All in all, the picture is bleak if measured by the yardstick given to us in a game show about “Jumping a Class,” that indicates where everyone falls, by income and education, in the loosely understood terms of upper-class, upper-middle-class, middle-class, and so on. The friction between people speaking for themselves and letting economists, commentators, TV hosts and well-intentioned sociologists speak for them is where the real drama occurs—some, like Davidson’s homeless man, don’t feel that they even have a “lifestyle” (one of the more privileged coinages we encounter).
Nobly, Derivatives tries to bring the perspective of “the regular people” into the room, though it’s unlikely any of them would ever be in that room. At times, the effort might seem a bit like caricature—though it’s important to note that the actors all mimicked their subjects without irony—within the context of the arch comedy of the rest of the show.

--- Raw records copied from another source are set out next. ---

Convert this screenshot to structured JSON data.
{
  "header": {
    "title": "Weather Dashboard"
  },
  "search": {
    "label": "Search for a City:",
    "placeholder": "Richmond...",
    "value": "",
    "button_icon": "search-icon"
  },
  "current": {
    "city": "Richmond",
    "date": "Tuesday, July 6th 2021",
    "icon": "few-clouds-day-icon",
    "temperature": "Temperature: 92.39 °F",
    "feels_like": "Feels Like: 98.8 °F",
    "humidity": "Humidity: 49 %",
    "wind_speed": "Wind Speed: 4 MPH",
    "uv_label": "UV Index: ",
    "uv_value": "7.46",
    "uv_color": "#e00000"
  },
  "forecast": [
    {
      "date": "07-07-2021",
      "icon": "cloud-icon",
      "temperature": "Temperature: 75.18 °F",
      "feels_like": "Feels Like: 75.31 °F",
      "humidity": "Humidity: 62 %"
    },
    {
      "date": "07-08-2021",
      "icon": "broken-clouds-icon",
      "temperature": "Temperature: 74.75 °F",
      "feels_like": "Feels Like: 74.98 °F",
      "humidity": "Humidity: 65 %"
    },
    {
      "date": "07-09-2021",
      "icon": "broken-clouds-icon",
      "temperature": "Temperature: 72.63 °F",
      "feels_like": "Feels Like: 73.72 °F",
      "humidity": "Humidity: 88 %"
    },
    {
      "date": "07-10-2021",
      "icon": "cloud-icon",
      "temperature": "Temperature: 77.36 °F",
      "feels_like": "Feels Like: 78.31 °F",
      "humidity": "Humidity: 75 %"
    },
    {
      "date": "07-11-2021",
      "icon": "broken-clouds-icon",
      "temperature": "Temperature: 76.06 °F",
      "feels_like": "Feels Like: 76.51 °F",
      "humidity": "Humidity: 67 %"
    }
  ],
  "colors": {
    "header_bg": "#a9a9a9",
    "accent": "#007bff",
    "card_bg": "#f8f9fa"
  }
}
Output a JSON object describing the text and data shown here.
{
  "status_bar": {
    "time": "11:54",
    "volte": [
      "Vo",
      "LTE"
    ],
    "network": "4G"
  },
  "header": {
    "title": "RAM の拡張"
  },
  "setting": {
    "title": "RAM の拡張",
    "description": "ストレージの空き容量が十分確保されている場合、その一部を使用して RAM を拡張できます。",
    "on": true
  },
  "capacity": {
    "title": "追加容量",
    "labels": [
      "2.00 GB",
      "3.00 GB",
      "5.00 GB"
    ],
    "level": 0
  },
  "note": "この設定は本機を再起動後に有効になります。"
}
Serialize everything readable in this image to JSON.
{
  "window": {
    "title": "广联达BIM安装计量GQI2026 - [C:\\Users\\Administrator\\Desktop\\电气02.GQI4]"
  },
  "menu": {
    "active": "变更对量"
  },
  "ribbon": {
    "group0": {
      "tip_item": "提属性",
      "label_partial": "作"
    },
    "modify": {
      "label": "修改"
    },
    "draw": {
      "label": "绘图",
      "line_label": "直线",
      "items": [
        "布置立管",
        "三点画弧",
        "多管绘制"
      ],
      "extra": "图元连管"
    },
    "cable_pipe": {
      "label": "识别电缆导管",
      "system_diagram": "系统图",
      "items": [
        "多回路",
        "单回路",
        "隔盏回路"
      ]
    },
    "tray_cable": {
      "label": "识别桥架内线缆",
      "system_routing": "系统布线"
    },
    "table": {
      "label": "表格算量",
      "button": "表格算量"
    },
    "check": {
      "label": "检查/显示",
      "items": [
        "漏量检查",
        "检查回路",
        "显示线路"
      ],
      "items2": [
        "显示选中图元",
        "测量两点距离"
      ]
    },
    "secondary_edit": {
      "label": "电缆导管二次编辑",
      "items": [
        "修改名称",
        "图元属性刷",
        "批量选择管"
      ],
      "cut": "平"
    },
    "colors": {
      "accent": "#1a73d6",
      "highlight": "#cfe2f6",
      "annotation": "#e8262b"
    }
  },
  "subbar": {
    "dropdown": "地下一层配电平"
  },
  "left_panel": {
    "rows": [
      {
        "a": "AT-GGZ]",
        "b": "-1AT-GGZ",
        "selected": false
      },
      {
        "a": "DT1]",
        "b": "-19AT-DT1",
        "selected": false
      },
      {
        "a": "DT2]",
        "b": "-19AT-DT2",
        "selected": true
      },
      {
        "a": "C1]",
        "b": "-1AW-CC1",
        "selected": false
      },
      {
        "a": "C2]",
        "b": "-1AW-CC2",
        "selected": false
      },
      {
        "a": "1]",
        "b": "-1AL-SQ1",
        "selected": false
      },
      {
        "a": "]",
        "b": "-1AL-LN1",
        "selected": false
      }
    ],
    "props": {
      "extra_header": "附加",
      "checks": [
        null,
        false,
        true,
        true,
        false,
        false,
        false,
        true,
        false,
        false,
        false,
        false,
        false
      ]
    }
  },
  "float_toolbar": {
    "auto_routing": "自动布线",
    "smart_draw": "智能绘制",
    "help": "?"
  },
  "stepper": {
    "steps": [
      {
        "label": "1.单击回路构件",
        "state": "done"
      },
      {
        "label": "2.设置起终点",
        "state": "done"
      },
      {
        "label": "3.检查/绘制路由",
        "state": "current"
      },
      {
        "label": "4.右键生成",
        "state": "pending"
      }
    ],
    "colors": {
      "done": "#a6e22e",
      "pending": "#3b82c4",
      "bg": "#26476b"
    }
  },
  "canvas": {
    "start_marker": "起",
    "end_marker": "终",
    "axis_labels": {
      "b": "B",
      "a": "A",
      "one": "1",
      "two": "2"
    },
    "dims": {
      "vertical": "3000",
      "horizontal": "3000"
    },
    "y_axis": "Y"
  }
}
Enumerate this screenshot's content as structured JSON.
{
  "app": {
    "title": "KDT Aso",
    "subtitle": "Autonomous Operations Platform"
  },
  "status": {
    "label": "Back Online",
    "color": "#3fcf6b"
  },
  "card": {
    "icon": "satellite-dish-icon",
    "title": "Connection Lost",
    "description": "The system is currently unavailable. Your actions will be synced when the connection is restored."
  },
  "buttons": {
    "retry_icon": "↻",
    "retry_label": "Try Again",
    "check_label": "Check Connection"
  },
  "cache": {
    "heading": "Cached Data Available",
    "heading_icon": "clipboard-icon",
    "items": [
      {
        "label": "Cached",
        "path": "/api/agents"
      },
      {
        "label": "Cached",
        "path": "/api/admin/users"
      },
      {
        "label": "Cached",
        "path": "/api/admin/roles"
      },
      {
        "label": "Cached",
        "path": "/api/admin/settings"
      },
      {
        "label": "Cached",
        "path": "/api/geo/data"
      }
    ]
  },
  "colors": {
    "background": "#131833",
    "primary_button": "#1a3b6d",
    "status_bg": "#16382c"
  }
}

The most positive assessment would say the show lets us contemplate “how other people have it”; the least positive assessment would say the show lets us condescend to those who we aren’t ever likely to be.
In the end, Derivatives shows that “economic inequality” and “the 99%” are the buzzwords of the commentating class—shared by those people who mostly showed up at Occupy installations to proclaim that they aren’t getting a good return on their investment in themselves and their careers. If it wasn’t already clear to you before you saw the show, it should be after, that looking for an “us vs. them” in which “they” (the 1%) are against “us” (everyone else) is not going to play too well if only because certain shared assumptions are lacking, depending on who you are and where you come from.
The company of Derivatives is clearly distressed enough to want to do something about the lack of what used to be called “a safety net” for our plummeting economic expectations, and maybe even to find a language to speak about such matters that can engage everyone. To that end, humor is a good test of any hypothesis that invokes one or more of our popular social markers, that trinity of race, class, and gender: at what point do you stop laughing, or, at what point does it hurt to laugh? Unless, of course, you're laughing all the way to the bank.
Derivatives Conceived by Jabari Brisport Directed by Cole Lewis
Dramaturg: David E. Bruin; Set Designer: Reid Thompson; Associate Set Designer: Christopher Thompson; Costume Designer: Elivia Bovenzi; Lighting Designer: Seth Bodie; Projection Designer: Nick Hussong; Co-Sound Designers: Brian Hickey and Steve Brush; Stage Manager: Hannah Sullivan; Producer: Emika Abe; Additional Performances by David E. Bruin, Hansol Jung, Matthew Raich; Photographs by Nick Thigpen
Yale Cabaret November 21-23, 2013